Dance Company Faces a Financial Penalty that Threatens Its Existence

November 05, 2010

Founded in Long Island City in 1998, this non-profit professional dance company performs in New York City, tours and teaches domestically and abroad. The founder’s mission is to perform and educate within communities where the content of the work will have the greatest impact, such as for underprivileged youth, immigrants, ethnic groups, adolescents, and dancers.

The organization was faced with a crisis that threatened its existence. The founder received a notice of penalty for a substantial sum of money from the Workers Compensation Board. The sheer size of the penalty would force the dance company out of business. The penalty was issued because the organization had not provided workers’ compensation insurance for its dancers.

The dance company’s founder turned to the Long Island City Business Development Corp. for help, which in turn referred the organization to Farrell Fritz, where Steven Davi volunteered to handle the matter on a pro bono basis.

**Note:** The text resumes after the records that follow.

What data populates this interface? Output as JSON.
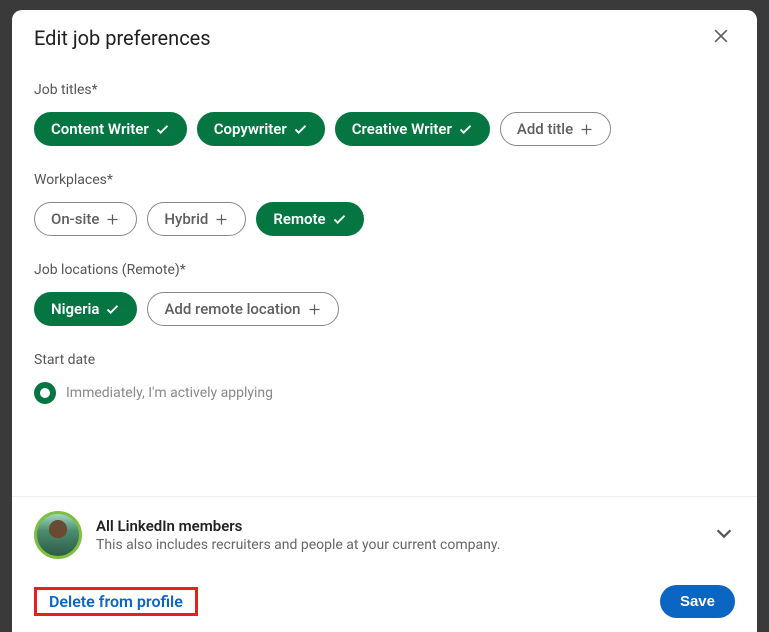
{
  "modal": {
    "title": "Edit job preferences",
    "sections": {
      "jobTitles": {
        "label": "Job titles*",
        "chips": [
          "Content Writer",
          "Copywriter",
          "Creative Writer"
        ],
        "add": "Add title"
      },
      "workplaces": {
        "label": "Workplaces*",
        "outline": [
          "On-site",
          "Hybrid"
        ],
        "selected": [
          "Remote"
        ]
      },
      "locations": {
        "label": "Job locations (Remote)*",
        "selected": [
          "Nigeria"
        ],
        "add": "Add remote location"
      },
      "startDate": {
        "label": "Start date",
        "option": "Immediately, I'm actively applying"
      }
    },
    "visibility": {
      "title": "All LinkedIn members",
      "sub": "This also includes recruiters and people at your current company."
    },
    "footer": {
      "delete": "Delete from profile",
      "save": "Save"
    }
  }
}
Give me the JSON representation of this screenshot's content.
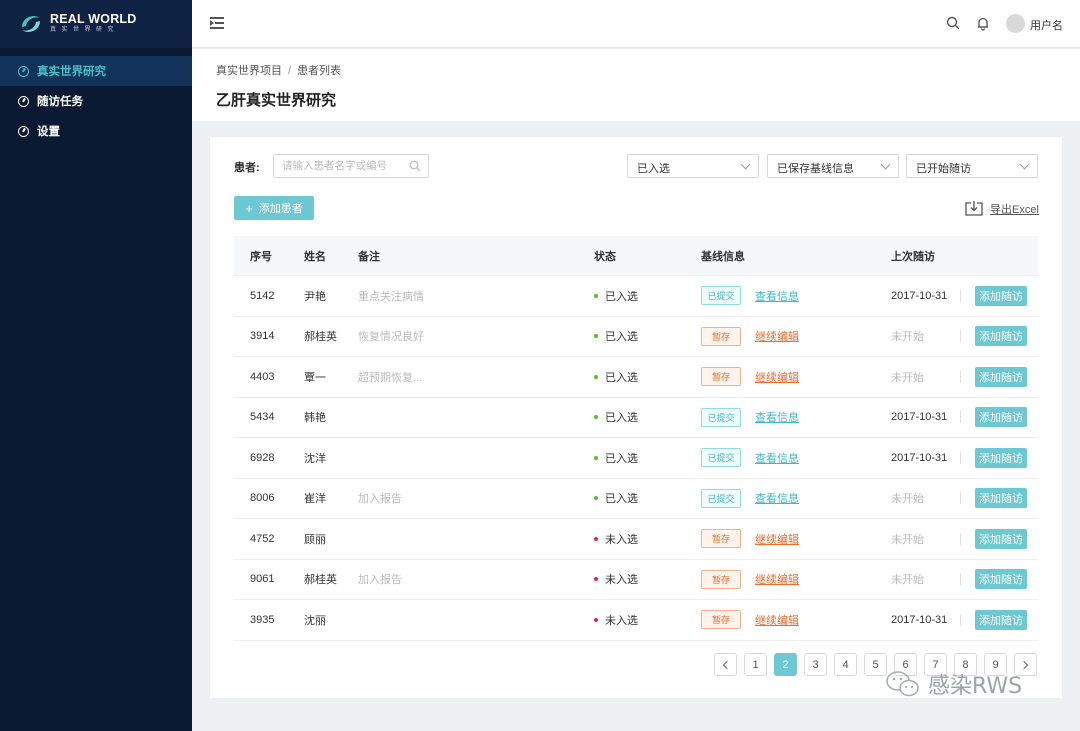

Steve and and a colleague successfully argued that the organization, as a not-for-profit group, was not required to provide workers compensation insurance for employees who work in a non-manual labor capacity. The case was dismissed by the Workers Compensation Board.

  • Related Practice Areas: Labor & Employment